How a progressive academic journal should look like? A few wandering thoughts.


Anybody familiar with the process of academic publishing should know that there are a range of quirks in the whole process, which make publishing often a frustrating game of luck that can take years from submission to publication or eventual rejection. Journals are overburdened and get much more submissions than they can handle; editors and reviewers are shamelessly exploited by publishing companies, who take our work for free and sell it back to us for ridiculous amounts of money; you get many reviewers that are great even if they tell you to go packing, but also some who have no reservations against being ignorant and superficial, yet convinced that your work is crap and who will get away with it, because nobody will know who they are; etc.

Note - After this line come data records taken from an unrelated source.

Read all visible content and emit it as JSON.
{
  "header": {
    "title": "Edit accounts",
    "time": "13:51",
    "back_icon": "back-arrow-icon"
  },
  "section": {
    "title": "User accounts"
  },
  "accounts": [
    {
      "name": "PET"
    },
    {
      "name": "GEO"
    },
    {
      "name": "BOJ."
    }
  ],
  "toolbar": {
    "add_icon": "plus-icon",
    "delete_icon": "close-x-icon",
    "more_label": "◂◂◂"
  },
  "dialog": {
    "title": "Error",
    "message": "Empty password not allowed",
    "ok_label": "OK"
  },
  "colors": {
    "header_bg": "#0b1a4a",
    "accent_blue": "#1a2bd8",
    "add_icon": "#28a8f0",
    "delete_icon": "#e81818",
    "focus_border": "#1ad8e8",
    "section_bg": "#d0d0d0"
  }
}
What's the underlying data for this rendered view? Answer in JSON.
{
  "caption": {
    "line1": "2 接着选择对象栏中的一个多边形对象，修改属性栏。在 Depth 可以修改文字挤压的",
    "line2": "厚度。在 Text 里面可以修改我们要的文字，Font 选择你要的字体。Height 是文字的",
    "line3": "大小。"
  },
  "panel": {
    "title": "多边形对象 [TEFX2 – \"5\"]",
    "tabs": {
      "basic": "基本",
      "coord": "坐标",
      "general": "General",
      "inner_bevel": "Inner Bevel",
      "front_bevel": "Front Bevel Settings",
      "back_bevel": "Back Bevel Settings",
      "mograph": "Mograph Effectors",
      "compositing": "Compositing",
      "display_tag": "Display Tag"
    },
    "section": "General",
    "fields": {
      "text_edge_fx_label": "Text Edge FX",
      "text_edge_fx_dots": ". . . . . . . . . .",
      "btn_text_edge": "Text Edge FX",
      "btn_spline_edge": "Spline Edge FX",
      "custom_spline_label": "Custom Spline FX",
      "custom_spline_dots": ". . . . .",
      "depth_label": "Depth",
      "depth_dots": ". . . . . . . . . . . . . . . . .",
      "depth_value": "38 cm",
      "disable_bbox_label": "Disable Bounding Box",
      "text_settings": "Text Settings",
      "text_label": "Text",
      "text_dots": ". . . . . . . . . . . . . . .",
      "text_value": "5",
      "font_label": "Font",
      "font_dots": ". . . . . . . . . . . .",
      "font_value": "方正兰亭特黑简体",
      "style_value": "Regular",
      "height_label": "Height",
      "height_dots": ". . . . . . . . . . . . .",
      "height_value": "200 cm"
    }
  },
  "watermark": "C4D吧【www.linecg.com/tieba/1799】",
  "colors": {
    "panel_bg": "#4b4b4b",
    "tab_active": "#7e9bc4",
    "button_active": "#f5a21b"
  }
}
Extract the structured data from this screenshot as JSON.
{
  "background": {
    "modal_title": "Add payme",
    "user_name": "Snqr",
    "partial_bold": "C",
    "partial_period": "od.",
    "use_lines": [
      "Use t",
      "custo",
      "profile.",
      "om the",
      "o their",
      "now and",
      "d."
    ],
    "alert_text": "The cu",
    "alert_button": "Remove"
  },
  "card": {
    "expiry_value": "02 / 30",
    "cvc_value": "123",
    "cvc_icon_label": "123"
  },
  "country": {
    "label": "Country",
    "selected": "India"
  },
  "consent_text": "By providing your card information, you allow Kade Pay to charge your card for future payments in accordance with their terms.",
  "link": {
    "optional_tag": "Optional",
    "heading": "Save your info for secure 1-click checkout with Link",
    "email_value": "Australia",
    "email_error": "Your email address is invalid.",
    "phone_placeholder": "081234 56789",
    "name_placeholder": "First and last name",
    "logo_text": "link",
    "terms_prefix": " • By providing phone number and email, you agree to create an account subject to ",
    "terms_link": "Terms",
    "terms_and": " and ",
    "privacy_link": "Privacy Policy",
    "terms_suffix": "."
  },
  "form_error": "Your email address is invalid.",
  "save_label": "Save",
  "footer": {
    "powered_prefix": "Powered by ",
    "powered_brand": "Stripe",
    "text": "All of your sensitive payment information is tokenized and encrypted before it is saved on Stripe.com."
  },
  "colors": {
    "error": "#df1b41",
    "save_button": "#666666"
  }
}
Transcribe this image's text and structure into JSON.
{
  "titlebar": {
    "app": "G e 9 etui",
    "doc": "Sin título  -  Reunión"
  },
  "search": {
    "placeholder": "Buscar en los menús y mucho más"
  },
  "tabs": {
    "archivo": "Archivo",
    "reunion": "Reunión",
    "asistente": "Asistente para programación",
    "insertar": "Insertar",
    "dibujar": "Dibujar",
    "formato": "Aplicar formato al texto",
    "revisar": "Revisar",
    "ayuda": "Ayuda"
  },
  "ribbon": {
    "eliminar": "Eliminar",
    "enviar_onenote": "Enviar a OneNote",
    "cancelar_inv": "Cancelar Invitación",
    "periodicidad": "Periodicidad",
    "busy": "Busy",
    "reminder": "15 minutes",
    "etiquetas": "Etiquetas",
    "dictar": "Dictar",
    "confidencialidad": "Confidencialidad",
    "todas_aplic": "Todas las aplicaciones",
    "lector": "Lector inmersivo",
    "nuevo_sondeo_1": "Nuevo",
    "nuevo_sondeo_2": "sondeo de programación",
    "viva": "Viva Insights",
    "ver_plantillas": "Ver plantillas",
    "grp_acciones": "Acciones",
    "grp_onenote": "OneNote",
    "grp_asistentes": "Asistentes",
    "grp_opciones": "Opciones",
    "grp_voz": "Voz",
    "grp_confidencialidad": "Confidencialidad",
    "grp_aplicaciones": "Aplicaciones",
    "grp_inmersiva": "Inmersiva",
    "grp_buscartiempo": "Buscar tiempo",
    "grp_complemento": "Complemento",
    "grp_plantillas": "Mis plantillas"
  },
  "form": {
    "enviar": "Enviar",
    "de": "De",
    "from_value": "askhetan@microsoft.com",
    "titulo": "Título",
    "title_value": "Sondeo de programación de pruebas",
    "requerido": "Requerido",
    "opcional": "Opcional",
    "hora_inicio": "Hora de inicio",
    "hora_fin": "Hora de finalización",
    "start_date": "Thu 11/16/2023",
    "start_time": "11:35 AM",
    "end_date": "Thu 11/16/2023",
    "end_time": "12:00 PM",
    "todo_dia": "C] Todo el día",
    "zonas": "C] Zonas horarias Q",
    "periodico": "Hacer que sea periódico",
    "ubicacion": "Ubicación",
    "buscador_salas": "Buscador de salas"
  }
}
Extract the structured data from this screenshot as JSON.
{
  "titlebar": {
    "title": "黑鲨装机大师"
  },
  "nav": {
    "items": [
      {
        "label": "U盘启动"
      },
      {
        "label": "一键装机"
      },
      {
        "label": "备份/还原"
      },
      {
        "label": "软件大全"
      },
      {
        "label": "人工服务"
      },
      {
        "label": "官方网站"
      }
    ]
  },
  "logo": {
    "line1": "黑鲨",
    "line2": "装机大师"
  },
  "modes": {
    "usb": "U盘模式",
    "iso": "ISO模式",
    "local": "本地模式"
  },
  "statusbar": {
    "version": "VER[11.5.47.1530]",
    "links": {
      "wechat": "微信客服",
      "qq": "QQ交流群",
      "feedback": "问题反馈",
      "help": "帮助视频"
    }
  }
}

Here are a few thoughts that perhaps make the whole process a bit more modern and reasonable:

  • Starting with the trivial, let’s forget about volumes and issues. These made sense, when journals were actually printed. Why would anybody do that any more? When an article gets accepted, it should go on-line in a “stream” of accepted articles. That’s it. No need for “early access” versions and so on.
  • Open access. Let’s be honest, the publishing company does very little in the process and should not have the right to ask money for work that it has not done. Scientists essentially do a public service that is exploited by a few huge companies that just care about making money.
  • All submissions should be published. Everything that you send to a journal, you send with an intent of making public. So be it. Whether the article is eventually accepted or not, people should see it, knowing its status. Of course articles that are “accepted” and those that are not, should be clearly designated and separated.
  • All reviews should be public. “Anonymous” peer review has issues, so let’s get rid of the anonymous part. For many submissions, the reviewer must only google a few sentences from the paper to learn the identity of the author, if that was not already evident from the subject matter. But how things are now, the author will never know who the reviewers were. (Except if the reviewer is too eager to insist that his or her own work should be referred to in the article.) Nobody will, except the editor. And so you get very debatable reviews mixed with thorough and justified ones, with no accountability. Anonymity sometimes works here the same way it works with anonymous commentary all over the Internet.
  • The whole process from submission to eventual publication or rejection should be accessible. When you submit an article, it should go into a specifically designed on-line work-flow environment, where each step along the way — reviewers comments, your reactions to them, your amendments, editor’s decisions, etc. should be seen by everybody. The whole evolution of your submission.
  • And I am not even going to elaborate that all data, quantitative or qualitative, and code should be public.

I am sure most people would be uncomfortable with many of these things, but why? Own your work with all its merits and its mistakes.